Wouldn’t it be better if the money, time and energy invested by publishers in attempting to build a complex variety of access barriers were directed towards providing a consistent approach to access? Then the money, time and energy spent by researchers and libraries in paying for and attempting to access content, via confused and confusing interfaces, could be better spent on research. If authentication and access control are so challenging, and we all, including publishers, agree that Open Access is beneficial, then we need to abandon these types of attempts at gatekeeping, and instead focus on making all research publications easily openly accessible.”

Interview with Beth Bayley, Karger Publishers – DOAJ News Service

“A very important aspect of our strategy is to embrace, contribute to and promote Open Science, which naturally means a major emphasis on a sustainable transition to open access (OA). Besides ensuring that our policies and services support OA, we’re also working with institutions to innovate flexible Publish and Read agreements (a.k.a. transformative agreements), launching OA journals, flipping journals and adopting the Transformative Journal model for some journals….

Ideologically, OA seems like a no-brainer. In a perfect world, there would be no barriers to lifesaving and enhancing knowledge based on where, or under what circumstances, people are born. However, the challenges to making all high-quality research openly accessible—with all the essential tools to make it discoverable and useful, and everything else publishers do—are real. I think platinum OA, where there is no charge for reading or publishing, could go far to reduce inequity so I’m especially excited about our platinum OA journals, which we call Partner Publications. They help make sure organizations have a voice in the global conversation and remove barriers to readers and authors….”

Transformative Journals – Delta Think

“This month we look at Transformative Journals (TJs). We examine what their measures of compliance mean and how the criteria for growing OA in TJs compares with the typical growth of OA in hybrid journals….

The data suggest that historically, the OA proportion of journals’ output has not grown as fast as TJ requirements require:

Over the last three years, the total number of papers published across all journals currently marked as TJs is growing at roughly half the rate needed for them to continue to enjoy TJ status.
The number of journals meeting TJ requirements of OA growth is small. Only a dozen or so (out of around 2,000) have met TJ targets for each of the last three years.

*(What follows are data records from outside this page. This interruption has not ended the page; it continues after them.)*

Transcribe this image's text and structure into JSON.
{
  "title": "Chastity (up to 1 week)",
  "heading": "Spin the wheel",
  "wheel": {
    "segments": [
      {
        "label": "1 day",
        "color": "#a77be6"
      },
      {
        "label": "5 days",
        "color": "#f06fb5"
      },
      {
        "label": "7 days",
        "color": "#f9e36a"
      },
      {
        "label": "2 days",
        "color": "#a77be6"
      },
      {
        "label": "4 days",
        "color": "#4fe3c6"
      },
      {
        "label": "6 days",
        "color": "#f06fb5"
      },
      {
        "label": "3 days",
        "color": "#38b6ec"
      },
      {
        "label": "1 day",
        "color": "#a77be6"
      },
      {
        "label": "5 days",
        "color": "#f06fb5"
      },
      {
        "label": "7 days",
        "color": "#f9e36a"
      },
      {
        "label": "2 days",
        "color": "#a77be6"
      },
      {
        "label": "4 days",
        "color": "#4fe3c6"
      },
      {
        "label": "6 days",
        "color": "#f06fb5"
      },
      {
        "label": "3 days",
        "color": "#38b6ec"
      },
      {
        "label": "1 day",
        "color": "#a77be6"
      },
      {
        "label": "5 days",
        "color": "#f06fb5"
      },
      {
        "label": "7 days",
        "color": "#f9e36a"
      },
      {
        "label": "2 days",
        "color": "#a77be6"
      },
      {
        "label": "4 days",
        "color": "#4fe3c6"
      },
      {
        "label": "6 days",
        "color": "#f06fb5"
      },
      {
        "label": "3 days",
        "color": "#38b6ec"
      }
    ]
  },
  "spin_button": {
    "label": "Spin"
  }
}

However, around two thirds have met TJ targets for at least one year out of the last 3.

The data also showed that only 20 or so journals (less than 1%) had over 75% OA uptake, while two thirds (68%) had 20% OA uptake or less. Smaller journals show the fastest growth in OA. Most of the larger ones appear to be virtually static….

The data suggest that the OA growth criteria for TJ status are aggressive, but not impossible. The current crop of TJs are on average growing OA proportions at around half the pace needed to be in compliance. (The average growth in OA uptake of hybrid journals from major publishers follows broadly similar patterns.) Many journals have previously met TJ targets for one year or even two, suggesting the challenges lie in adding to existing momentum, rather than building OA uptake from scratch.

 

However, the biggest caveat is timing. Support for TJs is due to be withdrawn completely in 2024, but two thirds of current TJs have less than 20% OA uptake. So many could meet their TJ targets, but still have only around one third OA uptake in 2024. Publishers would then be faced with a tough choice: flip minority-OA journals to fully OA, risk at least one third of output as zero-embargo Green impacting subscriptions … or fall out of Plan S compliance completely and lose one third of their submissions.”